If the vast open road is calling, many bikes are well suited to take you to destinations far away. One of the bikes well suited to this task, but maybe lost in the sea of touring bikes is the V-Max-powered 2005 Yamaha Royal Star Tour Deluxe – the subject of this week’s Church of MO feature. Yamaha clearly knew it had something special in the V-Max, but it would be a shame to keep that engine from those seeking something other than a maniacal boulevard bruiser. Some people prefer the cruising lifestyle, but want the braun to let out their inner hooligan every now and again. As our own Sean Alexander discovered in 2005, the RSTD is capable of combining both worlds. Read on to see what Sean thought of the Royal Star Tour Deluxe, and don’t forget to visit the photo gallery for even more pictures.
Yamaha’s original V-Max was wild, bombastic, and an absolute shock to the senses when it was first introduced to the masses 30 years ago. Nearly 20 years later the V-Max was still in Yamaha’s lineup, still delivering mind-numbing straight-line performance. You’d think that two decades would be enough time for the competition to narrow the performance gap, but that was never the case.
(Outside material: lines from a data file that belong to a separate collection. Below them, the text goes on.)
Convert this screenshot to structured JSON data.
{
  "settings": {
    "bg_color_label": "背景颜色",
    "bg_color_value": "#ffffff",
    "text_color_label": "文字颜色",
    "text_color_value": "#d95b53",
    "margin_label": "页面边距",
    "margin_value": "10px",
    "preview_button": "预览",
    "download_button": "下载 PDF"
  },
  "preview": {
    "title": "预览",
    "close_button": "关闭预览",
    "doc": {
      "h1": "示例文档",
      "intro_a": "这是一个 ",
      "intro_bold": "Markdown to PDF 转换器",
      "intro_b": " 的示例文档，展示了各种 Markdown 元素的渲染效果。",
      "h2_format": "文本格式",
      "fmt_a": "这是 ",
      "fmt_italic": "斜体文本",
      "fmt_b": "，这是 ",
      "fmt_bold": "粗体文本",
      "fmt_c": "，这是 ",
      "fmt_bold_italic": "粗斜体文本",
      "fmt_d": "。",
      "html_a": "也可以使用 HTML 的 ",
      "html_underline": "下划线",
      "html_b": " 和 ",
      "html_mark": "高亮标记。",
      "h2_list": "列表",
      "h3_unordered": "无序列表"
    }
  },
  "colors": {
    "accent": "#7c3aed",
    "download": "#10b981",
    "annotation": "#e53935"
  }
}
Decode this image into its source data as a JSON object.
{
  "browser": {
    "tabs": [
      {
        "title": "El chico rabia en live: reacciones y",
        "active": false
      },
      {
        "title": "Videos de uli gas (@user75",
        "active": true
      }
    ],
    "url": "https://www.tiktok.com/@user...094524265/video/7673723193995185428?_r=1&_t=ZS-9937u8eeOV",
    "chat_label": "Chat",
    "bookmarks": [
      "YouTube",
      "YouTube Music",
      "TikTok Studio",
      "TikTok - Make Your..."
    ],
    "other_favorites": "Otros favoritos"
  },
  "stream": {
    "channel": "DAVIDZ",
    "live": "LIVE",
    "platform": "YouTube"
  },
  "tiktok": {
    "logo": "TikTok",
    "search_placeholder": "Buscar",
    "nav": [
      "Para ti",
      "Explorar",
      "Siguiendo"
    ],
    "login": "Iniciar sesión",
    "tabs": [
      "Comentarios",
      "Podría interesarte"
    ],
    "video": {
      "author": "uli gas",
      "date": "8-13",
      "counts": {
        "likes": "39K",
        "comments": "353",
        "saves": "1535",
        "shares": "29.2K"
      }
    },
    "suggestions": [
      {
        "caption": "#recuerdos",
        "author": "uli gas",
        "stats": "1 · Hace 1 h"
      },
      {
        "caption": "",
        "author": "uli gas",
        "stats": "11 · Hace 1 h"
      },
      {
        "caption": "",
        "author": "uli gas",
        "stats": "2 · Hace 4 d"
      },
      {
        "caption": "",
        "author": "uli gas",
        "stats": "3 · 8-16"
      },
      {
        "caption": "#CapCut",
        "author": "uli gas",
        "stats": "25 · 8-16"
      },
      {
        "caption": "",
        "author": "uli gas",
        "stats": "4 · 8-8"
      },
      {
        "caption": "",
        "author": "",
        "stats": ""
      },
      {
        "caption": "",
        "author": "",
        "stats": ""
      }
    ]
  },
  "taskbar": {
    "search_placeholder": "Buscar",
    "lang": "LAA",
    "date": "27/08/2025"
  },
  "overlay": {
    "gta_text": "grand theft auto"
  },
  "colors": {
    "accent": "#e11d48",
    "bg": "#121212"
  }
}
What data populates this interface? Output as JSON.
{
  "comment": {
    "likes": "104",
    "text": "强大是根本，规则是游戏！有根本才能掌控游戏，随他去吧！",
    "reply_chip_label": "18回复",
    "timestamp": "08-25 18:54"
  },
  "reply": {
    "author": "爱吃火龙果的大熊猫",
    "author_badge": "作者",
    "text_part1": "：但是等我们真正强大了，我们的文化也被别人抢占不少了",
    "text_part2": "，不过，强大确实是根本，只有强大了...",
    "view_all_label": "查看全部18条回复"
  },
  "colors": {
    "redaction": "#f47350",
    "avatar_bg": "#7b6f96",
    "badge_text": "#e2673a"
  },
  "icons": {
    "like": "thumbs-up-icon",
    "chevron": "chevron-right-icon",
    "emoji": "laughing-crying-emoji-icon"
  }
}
So, for this Church of MO feature, Eric Bass revisits the original V-Max. The year is 2004, but that doesn’t really matter, as the V-Max is one of those rare bikes that will leave people breathless no matter what year it is. Also, be sure to visit the photo gallery to see even more pictures of this iconic motorcycle.
Last year, Honda made excellent strides with its flagship CRF450R by tailoring its power curve to deliver more midrange boost, and Honda appeared to accomplish that mission quite handily. Even so, the 2016 CRF450R is capable of even faster lap times with the same exact engine specifications as the 2015 model.
The theme of ridiculous cruisers continues for this week’s Church feature. Last week we brought you the mildly outlandish, but wonderfully brutish Kawasaki Vulcan 2000. Its ridiculousness lie in its monstrous V-Twin engine. This time, we bring you the 2004 Big Dog Ridgeback, which is a reminder to the crazy (and concurrent with the big-engine fad at the time) trend of utterly impractical, yet wildly designed choppers of a decade ago. What did the 2004 MO crew think about it? Considering Sean thinks you’re an idiot if you fell for the chopper fad, that should set the tone for this story.
Sena has been on a tear, lately. The Bluetooth communication company threw down the gauntlet with the release of the Sena 20S Motorcycle Bluetooth Communication System, bringing class-leading features and ease-of-use to the helmet communicator market. Then, back in December, Sena jumped into the action-camera fray with its Prism Bluetooth Action Camera featuring a unique Bluetooth audio recording capability. It might seem logical to sit back and let these two products gather market share. Instead, Sena has released a product that combines many of the key features of the 20S and Prism into one package that checks in at $349 – significantly less than the 20S/Prism combo, even with the recently lowered Prism price.